Two EPs in, Brooklyn-based producer Rimar already has the kind of discography that's hard to pin down. You could label his work so far as atmospheric and point out it owes a debt to J-Dilla (what's new?), but not much else. Last summer's Higher Ground saw him offering blurry takes on 80s synth funk, bringing to mind a more introspective Toro Y Moi, while sampling Velvet Underground and Nas. But a noticeably different, forward-facing deconstruction of Mario's 2004 hit 'Let Me Love You' soon followed. Unrecognisable apart from the chipmunk chorus vocal, it suggested a dilettante's interest in the R&B reanimations recently made famous by James Blake and Nuguzunguzu.

The follow up to Higher Ground, Closer offers another unannounced turn. Made up of woozy, cinematic sketches, it's hard to call anything in its 25-minute runtime a song exactly. Everything feels intentionally unfinished and unexplained - like the offcuts from another song. 'I still feel a certain way about you' contorts an androgynous soul vocal into something halfway between ecstasy and pain over rumbling, elliptical pulses of bass, off-kilter snare snaps and a swathe of other truncated vocal samples. 'Holding on Lay deep: break' submerges the sound of a woman sobbing violently underneath a languorous guitar lick and soulful crooning. Eventually the song transitions into one of the EP's most up-tempo moments, sounding like a house track complete with frolicking keys, but a tape-reversed vocal creaks back and forth over it, retaining some of the front half's uncanniness.

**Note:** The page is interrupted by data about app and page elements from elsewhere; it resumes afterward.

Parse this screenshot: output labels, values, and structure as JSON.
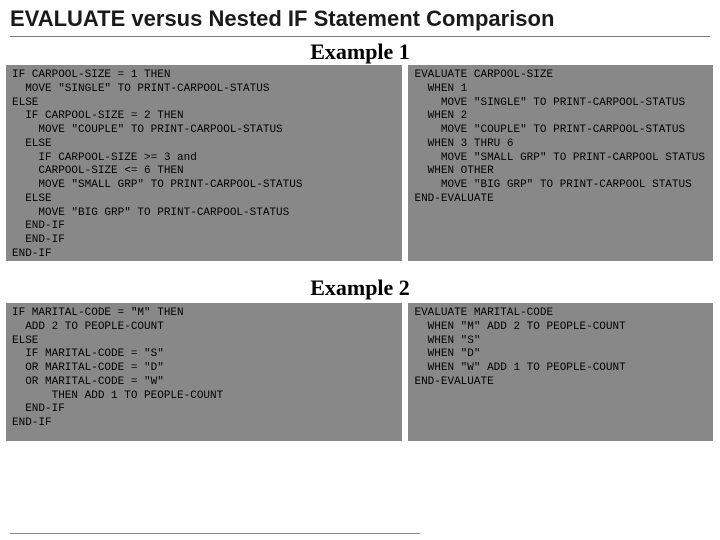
{
  "title": "EVALUATE versus Nested IF Statement Comparison",
  "example1": {
    "label": "Example 1",
    "left": "IF CARPOOL-SIZE = 1 THEN\n  MOVE \"SINGLE\" TO PRINT-CARPOOL-STATUS\nELSE\n  IF CARPOOL-SIZE = 2 THEN\n    MOVE \"COUPLE\" TO PRINT-CARPOOL-STATUS\n  ELSE\n    IF CARPOOL-SIZE >= 3 and\n    CARPOOL-SIZE <= 6 THEN\n    MOVE \"SMALL GRP\" TO PRINT-CARPOOL-STATUS\n  ELSE\n    MOVE \"BIG GRP\" TO PRINT-CARPOOL-STATUS\n  END-IF\n  END-IF\nEND-IF",
    "right": "EVALUATE CARPOOL-SIZE\n  WHEN 1\n    MOVE \"SINGLE\" TO PRINT-CARPOOL-STATUS\n  WHEN 2\n    MOVE \"COUPLE\" TO PRINT-CARPOOL-STATUS\n  WHEN 3 THRU 6\n    MOVE \"SMALL GRP\" TO PRINT-CARPOOL STATUS\n  WHEN OTHER\n    MOVE \"BIG GRP\" TO PRINT-CARPOOL STATUS\nEND-EVALUATE"
  },
  "example2": {
    "label": "Example 2",
    "left": "IF MARITAL-CODE = \"M\" THEN\n  ADD 2 TO PEOPLE-COUNT\nELSE\n  IF MARITAL-CODE = \"S\"\n  OR MARITAL-CODE = \"D\"\n  OR MARITAL-CODE = \"W\"\n      THEN ADD 1 TO PEOPLE-COUNT\n  END-IF\nEND-IF",
    "right": "EVALUATE MARITAL-CODE\n  WHEN \"M\" ADD 2 TO PEOPLE-COUNT\n  WHEN \"S\"\n  WHEN \"D\"\n  WHEN \"W\" ADD 1 TO PEOPLE-COUNT\nEND-EVALUATE"
  }
}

When the EP does anything obvious like using voice to say something, the words only serve to put into focus the same nightmarish mood. On 'Tonight / mornings into forever', between handclaps and a stuttering kick drum, a couple talk intimately about an intense agreement of the kind that's doomed to end badly - "do you remember that pact we made? – we promised to never leave each other." Like everything else on the record, it sounds as if it's been stretched through time and filtered through several layers of consciousness. On Closer direct communication always feels provisional, sabotaged. Atmosphere is king.

So he's Burial without the garage influence then? Well, not quite. With its noirish tone and liminal atmosphere, Closer brings to mind the Lynchian hyperweird as vividly as Burial's garage-abstracting psychogeography evokes South London suburbs, but – perhaps thankfully – Rimar brings a Hip Hop producer's sensibility and craft to his work. 'It's been so long' percolates and floats in mid-air like something Clams Casino might stick on one of his instrumental tapes, while its hi-hat crackle brings to mind a mumblier Lex Luger. Through the murk and misdirection there are ample moments of groove and rhythm to cling on to.

An EP that exists somewhere in the undefined hinterlands between hip hop, R&B and dance, Closer is a record that showcases Rimar's ability with atmosphere and groove. By playing with the familiar atmospherics that are the sound of emotional sincerity in 2012, it manages to sound like the visceral, menacing subconscious behind other bedroom auteurs like How to Dress Well and confessional crooners like Drake and The Weeknd. In all probability he'll try something different soon enough, but Closer is another impressive blueprint from an emerging talent.